8. ORS 243.662 includes the right to “participate in the activities of labor organizations * * * for the purpose of representation and collective bargaining * * * on matters concerning employment relations.”
9. The association does not challenge ERB's ruling that the district's refusal to accept the association's offer to reimburse the district for the costs of its members' fringe benefit premiums did not violate ORS 243.672(1)(a). Hence, we do not address that issue.
10. ERB found that, before the strike, the district used two methods of calculating health insurance premium costs for teachers who were in unpaid status for some portion of the pay period: The first, as established by the three examples in the record, required teachers to pay the cost of an entire month's premium if they were in unpaid status for one-half or more of the days; the second, as established by the “negative inference” that ERB derived from the district's failure to comply with the subpoena, see ––– Or.App. at –––– (slip op at 4–5), prorated premium costs and required teachers to pay a portion of the costs based on the number of days they were in unpaid status. The negative inference, of course, would have different implications under a proper characterization of the association's claim.

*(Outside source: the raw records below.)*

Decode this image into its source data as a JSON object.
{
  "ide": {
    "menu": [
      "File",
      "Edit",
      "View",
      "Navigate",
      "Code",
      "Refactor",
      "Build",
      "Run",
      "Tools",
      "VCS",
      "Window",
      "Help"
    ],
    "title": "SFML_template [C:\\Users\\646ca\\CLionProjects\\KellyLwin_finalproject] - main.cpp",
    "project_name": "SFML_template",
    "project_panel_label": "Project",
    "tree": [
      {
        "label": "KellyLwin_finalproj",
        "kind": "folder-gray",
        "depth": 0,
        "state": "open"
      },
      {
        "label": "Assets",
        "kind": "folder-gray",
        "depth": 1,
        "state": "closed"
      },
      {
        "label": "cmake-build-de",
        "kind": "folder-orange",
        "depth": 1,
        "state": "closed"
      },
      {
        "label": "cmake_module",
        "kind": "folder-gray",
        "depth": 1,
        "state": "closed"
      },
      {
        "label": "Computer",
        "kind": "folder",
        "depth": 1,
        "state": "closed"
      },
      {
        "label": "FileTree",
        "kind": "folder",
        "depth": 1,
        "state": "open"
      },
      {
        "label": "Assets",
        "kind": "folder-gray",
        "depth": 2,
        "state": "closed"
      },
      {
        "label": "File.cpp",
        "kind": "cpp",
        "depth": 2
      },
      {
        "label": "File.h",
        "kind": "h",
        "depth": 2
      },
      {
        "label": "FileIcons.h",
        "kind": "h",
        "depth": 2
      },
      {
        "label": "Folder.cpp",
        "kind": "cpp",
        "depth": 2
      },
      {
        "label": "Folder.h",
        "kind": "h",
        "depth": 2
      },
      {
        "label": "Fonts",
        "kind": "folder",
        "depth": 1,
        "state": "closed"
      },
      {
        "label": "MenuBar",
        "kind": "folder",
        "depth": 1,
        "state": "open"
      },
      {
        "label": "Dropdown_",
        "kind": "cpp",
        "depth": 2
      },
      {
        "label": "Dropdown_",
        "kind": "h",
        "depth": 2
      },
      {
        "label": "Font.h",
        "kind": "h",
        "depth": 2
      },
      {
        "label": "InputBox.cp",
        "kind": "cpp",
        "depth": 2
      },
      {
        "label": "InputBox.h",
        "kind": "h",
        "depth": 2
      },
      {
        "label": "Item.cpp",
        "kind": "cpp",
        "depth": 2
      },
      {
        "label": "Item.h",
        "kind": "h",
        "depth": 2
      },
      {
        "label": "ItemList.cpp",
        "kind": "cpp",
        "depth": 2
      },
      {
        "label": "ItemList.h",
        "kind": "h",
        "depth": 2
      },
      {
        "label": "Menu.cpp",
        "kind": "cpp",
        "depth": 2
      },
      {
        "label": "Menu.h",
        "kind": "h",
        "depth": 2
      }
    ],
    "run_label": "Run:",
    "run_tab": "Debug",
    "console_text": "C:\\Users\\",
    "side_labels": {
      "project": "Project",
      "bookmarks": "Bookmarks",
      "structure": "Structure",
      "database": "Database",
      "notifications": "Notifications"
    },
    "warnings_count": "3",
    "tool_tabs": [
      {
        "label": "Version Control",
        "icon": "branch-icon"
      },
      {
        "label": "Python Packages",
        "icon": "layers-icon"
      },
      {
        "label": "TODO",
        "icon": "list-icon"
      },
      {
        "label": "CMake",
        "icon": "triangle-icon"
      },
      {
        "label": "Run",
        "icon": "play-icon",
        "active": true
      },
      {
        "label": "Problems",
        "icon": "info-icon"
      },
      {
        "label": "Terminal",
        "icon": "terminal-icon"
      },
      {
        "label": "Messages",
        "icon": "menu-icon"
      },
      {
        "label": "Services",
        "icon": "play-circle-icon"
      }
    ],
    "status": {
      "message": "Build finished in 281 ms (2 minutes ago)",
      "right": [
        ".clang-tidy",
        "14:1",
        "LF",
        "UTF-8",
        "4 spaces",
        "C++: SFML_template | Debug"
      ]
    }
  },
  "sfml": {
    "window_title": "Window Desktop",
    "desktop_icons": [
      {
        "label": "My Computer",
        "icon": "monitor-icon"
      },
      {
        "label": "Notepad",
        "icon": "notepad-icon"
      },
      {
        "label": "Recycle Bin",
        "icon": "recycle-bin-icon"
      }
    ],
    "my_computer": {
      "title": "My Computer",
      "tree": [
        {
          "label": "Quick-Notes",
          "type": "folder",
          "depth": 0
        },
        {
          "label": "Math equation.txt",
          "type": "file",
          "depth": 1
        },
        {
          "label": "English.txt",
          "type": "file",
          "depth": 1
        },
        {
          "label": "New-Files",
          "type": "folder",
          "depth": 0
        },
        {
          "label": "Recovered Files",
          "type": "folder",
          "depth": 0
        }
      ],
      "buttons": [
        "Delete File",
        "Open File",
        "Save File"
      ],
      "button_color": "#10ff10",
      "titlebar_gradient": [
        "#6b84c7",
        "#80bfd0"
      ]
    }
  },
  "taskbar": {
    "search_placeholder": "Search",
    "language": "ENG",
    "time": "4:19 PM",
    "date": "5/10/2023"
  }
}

11. ERB first found that there necessarily was no derivative violation of the “in” prong of the statute because of its previous finding that the “because of” prong was not violated. See OPEU and Termine v. Malhuer County, 10 PECBR 514, 521 (1988) (“Employer discrimination which is caused by an employee's union activity will inevitably have the effect of interfering with the employee's exercise of protected rights.” (Emphasis in original.)). ERB also found no independent violation of the “in” prong, stating only, “As we have discussed above, a lawful employer action does not have the natural and probable effect of discouraging bargaining unit members from exercising their PECBAprotected rights.” (Emphasis added.) ERB, however, did not analyze the lawfulness of the specific action challenged by the association—that is, deducting any amount of fringe benefit payments from employees' paychecks.
12. The association did not challenge ERB's ruling with respect to the district's refusal of its offer of reimbursement for the costs of the insurance premiums in its assignment of error and made no argument concerning that error in its opening brief; rather the issue was first presented in its reply brief. Thus, we do not consider it. Clinical Research Institute v. Kemper Ins. Co., 191 Or.App. 595, 608, 84 P3d 147 (2004) (“We generally will not consider a basis as to why the trial court erred that was not assigned as error in the opening brief but was raised for the first time by way of reply brief.” (citing Ailes v. Portland Meadows, Inc., 312 Or 376, 380–81, 823 P.2d 956 (1991); ORAP 5.45(1))).